_EXERCISE DETAILS_:
A full, exact copy of the records below is the required answer.

Collected data:

+++

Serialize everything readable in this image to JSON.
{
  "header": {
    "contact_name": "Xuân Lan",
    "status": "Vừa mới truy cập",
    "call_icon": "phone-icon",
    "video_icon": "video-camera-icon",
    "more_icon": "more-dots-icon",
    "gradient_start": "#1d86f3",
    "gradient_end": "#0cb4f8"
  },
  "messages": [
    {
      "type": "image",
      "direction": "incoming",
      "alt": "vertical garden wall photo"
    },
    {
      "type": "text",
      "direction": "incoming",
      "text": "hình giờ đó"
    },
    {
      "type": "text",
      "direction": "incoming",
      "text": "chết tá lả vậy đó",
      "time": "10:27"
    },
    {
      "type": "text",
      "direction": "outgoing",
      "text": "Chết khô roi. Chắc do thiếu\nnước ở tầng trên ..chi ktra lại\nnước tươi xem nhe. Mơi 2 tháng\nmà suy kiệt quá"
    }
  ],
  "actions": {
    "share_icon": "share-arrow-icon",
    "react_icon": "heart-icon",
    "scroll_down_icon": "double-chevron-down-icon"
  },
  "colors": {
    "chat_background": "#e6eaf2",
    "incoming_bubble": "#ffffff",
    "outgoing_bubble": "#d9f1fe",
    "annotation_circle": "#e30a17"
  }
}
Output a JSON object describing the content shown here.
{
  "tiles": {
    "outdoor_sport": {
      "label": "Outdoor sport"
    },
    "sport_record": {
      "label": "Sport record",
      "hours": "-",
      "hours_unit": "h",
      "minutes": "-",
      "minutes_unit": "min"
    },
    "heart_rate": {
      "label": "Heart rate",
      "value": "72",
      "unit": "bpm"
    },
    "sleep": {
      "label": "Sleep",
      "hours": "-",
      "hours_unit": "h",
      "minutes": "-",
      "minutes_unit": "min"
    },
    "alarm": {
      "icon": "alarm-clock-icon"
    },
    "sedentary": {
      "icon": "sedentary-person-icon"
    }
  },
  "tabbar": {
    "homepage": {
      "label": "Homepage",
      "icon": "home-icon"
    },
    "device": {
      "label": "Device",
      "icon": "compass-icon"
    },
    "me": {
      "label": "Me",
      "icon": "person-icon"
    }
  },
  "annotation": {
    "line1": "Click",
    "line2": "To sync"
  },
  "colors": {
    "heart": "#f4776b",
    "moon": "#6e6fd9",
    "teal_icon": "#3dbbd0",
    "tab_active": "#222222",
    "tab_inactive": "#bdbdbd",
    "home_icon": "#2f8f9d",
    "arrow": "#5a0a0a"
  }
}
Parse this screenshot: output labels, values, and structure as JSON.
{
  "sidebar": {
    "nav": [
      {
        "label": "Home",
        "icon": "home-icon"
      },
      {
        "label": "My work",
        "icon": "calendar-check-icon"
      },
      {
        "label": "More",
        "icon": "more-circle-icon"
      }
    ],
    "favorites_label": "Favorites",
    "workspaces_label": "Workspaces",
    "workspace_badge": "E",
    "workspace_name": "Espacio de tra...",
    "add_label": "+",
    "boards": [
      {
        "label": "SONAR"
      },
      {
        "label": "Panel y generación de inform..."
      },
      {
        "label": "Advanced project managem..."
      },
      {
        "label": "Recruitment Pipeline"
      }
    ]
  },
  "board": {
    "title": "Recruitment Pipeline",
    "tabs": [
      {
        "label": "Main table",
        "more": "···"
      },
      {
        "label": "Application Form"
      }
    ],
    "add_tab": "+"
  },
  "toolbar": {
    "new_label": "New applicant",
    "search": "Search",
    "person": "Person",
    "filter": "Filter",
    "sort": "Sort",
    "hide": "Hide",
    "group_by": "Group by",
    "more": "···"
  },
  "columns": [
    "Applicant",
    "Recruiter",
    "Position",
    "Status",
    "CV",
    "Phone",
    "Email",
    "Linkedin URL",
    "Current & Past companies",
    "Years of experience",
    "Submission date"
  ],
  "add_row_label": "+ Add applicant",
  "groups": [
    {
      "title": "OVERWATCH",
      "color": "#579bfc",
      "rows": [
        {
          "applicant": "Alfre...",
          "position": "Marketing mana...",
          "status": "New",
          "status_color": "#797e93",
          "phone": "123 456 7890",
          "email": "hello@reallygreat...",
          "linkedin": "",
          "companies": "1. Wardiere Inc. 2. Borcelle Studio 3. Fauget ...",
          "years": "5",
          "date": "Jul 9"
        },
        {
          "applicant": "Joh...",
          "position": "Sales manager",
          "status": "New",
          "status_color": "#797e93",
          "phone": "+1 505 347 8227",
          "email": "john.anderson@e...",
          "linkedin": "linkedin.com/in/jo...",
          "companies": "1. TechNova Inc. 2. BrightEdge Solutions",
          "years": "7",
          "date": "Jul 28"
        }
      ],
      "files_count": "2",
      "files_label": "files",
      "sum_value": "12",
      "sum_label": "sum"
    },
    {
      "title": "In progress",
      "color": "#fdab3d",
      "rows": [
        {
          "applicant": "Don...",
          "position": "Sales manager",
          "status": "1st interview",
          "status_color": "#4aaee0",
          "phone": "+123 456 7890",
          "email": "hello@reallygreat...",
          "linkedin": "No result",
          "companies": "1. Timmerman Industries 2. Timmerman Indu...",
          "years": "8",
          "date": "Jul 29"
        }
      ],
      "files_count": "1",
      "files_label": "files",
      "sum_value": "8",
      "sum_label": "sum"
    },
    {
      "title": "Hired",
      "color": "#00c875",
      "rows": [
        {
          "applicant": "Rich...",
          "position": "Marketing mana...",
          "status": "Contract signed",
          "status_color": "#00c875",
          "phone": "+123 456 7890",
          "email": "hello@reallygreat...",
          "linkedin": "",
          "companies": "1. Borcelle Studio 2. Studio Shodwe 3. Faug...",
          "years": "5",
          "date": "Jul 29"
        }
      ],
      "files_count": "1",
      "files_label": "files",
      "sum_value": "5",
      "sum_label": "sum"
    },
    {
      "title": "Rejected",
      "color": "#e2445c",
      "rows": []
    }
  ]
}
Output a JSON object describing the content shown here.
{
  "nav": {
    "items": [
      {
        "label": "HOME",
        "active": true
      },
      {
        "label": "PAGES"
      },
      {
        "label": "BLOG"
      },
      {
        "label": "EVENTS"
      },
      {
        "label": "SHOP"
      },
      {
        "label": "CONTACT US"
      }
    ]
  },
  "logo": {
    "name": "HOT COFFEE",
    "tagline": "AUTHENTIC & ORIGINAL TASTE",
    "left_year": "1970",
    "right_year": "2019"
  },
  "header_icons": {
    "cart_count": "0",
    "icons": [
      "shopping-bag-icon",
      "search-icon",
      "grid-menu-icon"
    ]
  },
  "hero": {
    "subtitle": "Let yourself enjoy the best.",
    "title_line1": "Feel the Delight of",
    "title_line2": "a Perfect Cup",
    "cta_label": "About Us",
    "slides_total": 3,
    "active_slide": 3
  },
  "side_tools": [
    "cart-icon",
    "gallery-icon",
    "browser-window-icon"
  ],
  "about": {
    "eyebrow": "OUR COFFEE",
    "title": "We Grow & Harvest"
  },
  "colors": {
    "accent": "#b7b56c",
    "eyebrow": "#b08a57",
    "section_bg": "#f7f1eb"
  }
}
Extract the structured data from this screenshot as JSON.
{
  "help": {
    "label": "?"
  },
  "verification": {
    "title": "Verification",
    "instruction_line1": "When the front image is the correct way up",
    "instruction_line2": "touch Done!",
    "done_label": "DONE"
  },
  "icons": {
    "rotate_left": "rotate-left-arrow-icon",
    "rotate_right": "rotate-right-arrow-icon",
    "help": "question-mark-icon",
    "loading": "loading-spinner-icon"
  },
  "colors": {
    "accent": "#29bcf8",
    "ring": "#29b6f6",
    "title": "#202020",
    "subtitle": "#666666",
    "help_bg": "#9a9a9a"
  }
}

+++

_ANSWER TO THIS PROBLEM_:
Serialize everything readable in this image to JSON.
{
  "header": {
    "contact_name": "Xuân Lan",
    "status": "Vừa mới truy cập",
    "call_icon": "phone-icon",
    "video_icon": "video-camera-icon",
    "more_icon": "more-dots-icon",
    "gradient_start": "#1d86f3",
    "gradient_end": "#0cb4f8"
  },
  "messages": [
    {
      "type": "image",
      "direction": "incoming",
      "alt": "vertical garden wall photo"
    },
    {
      "type": "text",
      "direction": "incoming",
      "text": "hình giờ đó"
    },
    {
      "type": "text",
      "direction": "incoming",
      "text": "chết tá lả vậy đó",
      "time": "10:27"
    },
    {
      "type": "text",
      "direction": "outgoing",
      "text": "Chết khô roi. Chắc do thiếu\nnước ở tầng trên ..chi ktra lại\nnước tươi xem nhe. Mơi 2 tháng\nmà suy kiệt quá"
    }
  ],
  "actions": {
    "share_icon": "share-arrow-icon",
    "react_icon": "heart-icon",
    "scroll_down_icon": "double-chevron-down-icon"
  },
  "colors": {
    "chat_background": "#e6eaf2",
    "incoming_bubble": "#ffffff",
    "outgoing_bubble": "#d9f1fe",
    "annotation_circle": "#e30a17"
  }
}
Output a JSON object describing the content shown here.
{
  "tiles": {
    "outdoor_sport": {
      "label": "Outdoor sport"
    },
    "sport_record": {
      "label": "Sport record",
      "hours": "-",
      "hours_unit": "h",
      "minutes": "-",
      "minutes_unit": "min"
    },
    "heart_rate": {
      "label": "Heart rate",
      "value": "72",
      "unit": "bpm"
    },
    "sleep": {
      "label": "Sleep",
      "hours": "-",
      "hours_unit": "h",
      "minutes": "-",
      "minutes_unit": "min"
    },
    "alarm": {
      "icon": "alarm-clock-icon"
    },
    "sedentary": {
      "icon": "sedentary-person-icon"
    }
  },
  "tabbar": {
    "homepage": {
      "label": "Homepage",
      "icon": "home-icon"
    },
    "device": {
      "label": "Device",
      "icon": "compass-icon"
    },
    "me": {
      "label": "Me",
      "icon": "person-icon"
    }
  },
  "annotation": {
    "line1": "Click",
    "line2": "To sync"
  },
  "colors": {
    "heart": "#f4776b",
    "moon": "#6e6fd9",
    "teal_icon": "#3dbbd0",
    "tab_active": "#222222",
    "tab_inactive": "#bdbdbd",
    "home_icon": "#2f8f9d",
    "arrow": "#5a0a0a"
  }
}
Parse this screenshot: output labels, values, and structure as JSON.
{
  "sidebar": {
    "nav": [
      {
        "label": "Home",
        "icon": "home-icon"
      },
      {
        "label": "My work",
        "icon": "calendar-check-icon"
      },
      {
        "label": "More",
        "icon": "more-circle-icon"
      }
    ],
    "favorites_label": "Favorites",
    "workspaces_label": "Workspaces",
    "workspace_badge": "E",
    "workspace_name": "Espacio de tra...",
    "add_label": "+",
    "boards": [
      {
        "label": "SONAR"
      },
      {
        "label": "Panel y generación de inform..."
      },
      {
        "label": "Advanced project managem..."
      },
      {
        "label": "Recruitment Pipeline"
      }
    ]
  },
  "board": {
    "title": "Recruitment Pipeline",
    "tabs": [
      {
        "label": "Main table",
        "more": "···"
      },
      {
        "label": "Application Form"
      }
    ],
    "add_tab": "+"
  },
  "toolbar": {
    "new_label": "New applicant",
    "search": "Search",
    "person": "Person",
    "filter": "Filter",
    "sort": "Sort",
    "hide": "Hide",
    "group_by": "Group by",
    "more": "···"
  },
  "columns": [
    "Applicant",
    "Recruiter",
    "Position",
    "Status",
    "CV",
    "Phone",
    "Email",
    "Linkedin URL",
    "Current & Past companies",
    "Years of experience",
    "Submission date"
  ],
  "add_row_label": "+ Add applicant",
  "groups": [
    {
      "title": "OVERWATCH",
      "color": "#579bfc",
      "rows": [
        {
          "applicant": "Alfre...",
          "position": "Marketing mana...",
          "status": "New",
          "status_color": "#797e93",
          "phone": "123 456 7890",
          "email": "hello@reallygreat...",
          "linkedin": "",
          "companies": "1. Wardiere Inc. 2. Borcelle Studio 3. Fauget ...",
          "years": "5",
          "date": "Jul 9"
        },
        {
          "applicant": "Joh...",
          "position": "Sales manager",
          "status": "New",
          "status_color": "#797e93",
          "phone": "+1 505 347 8227",
          "email": "john.anderson@e...",
          "linkedin": "linkedin.com/in/jo...",
          "companies": "1. TechNova Inc. 2. BrightEdge Solutions",
          "years": "7",
          "date": "Jul 28"
        }
      ],
      "files_count": "2",
      "files_label": "files",
      "sum_value": "12",
      "sum_label": "sum"
    },
    {
      "title": "In progress",
      "color": "#fdab3d",
      "rows": [
        {
          "applicant": "Don...",
          "position": "Sales manager",
          "status": "1st interview",
          "status_color": "#4aaee0",
          "phone": "+123 456 7890",
          "email": "hello@reallygreat...",
          "linkedin": "No result",
          "companies": "1. Timmerman Industries 2. Timmerman Indu...",
          "years": "8",
          "date": "Jul 29"
        }
      ],
      "files_count": "1",
      "files_label": "files",
      "sum_value": "8",
      "sum_label": "sum"
    },
    {
      "title": "Hired",
      "color": "#00c875",
      "rows": [
        {
          "applicant": "Rich...",
          "position": "Marketing mana...",
          "status": "Contract signed",
          "status_color": "#00c875",
          "phone": "+123 456 7890",
          "email": "hello@reallygreat...",
          "linkedin": "",
          "companies": "1. Borcelle Studio 2. Studio Shodwe 3. Faug...",
          "years": "5",
          "date": "Jul 29"
        }
      ],
      "files_count": "1",
      "files_label": "files",
      "sum_value": "5",
      "sum_label": "sum"
    },
    {
      "title": "Rejected",
      "color": "#e2445c",
      "rows": []
    }
  ]
}
Output a JSON object describing the content shown here.
{
  "nav": {
    "items": [
      {
        "label": "HOME",
        "active": true
      },
      {
        "label": "PAGES"
      },
      {
        "label": "BLOG"
      },
      {
        "label": "EVENTS"
      },
      {
        "label": "SHOP"
      },
      {
        "label": "CONTACT US"
      }
    ]
  },
  "logo": {
    "name": "HOT COFFEE",
    "tagline": "AUTHENTIC & ORIGINAL TASTE",
    "left_year": "1970",
    "right_year": "2019"
  },
  "header_icons": {
    "cart_count": "0",
    "icons": [
      "shopping-bag-icon",
      "search-icon",
      "grid-menu-icon"
    ]
  },
  "hero": {
    "subtitle": "Let yourself enjoy the best.",
    "title_line1": "Feel the Delight of",
    "title_line2": "a Perfect Cup",
    "cta_label": "About Us",
    "slides_total": 3,
    "active_slide": 3
  },
  "side_tools": [
    "cart-icon",
    "gallery-icon",
    "browser-window-icon"
  ],
  "about": {
    "eyebrow": "OUR COFFEE",
    "title": "We Grow & Harvest"
  },
  "colors": {
    "accent": "#b7b56c",
    "eyebrow": "#b08a57",
    "section_bg": "#f7f1eb"
  }
}
Extract the structured data from this screenshot as JSON.
{
  "help": {
    "label": "?"
  },
  "verification": {
    "title": "Verification",
    "instruction_line1": "When the front image is the correct way up",
    "instruction_line2": "touch Done!",
    "done_label": "DONE"
  },
  "icons": {
    "rotate_left": "rotate-left-arrow-icon",
    "rotate_right": "rotate-right-arrow-icon",
    "help": "question-mark-icon",
    "loading": "loading-spinner-icon"
  },
  "colors": {
    "accent": "#29bcf8",
    "ring": "#29b6f6",
    "title": "#202020",
    "subtitle": "#666666",
    "help_bg": "#9a9a9a"
  }
}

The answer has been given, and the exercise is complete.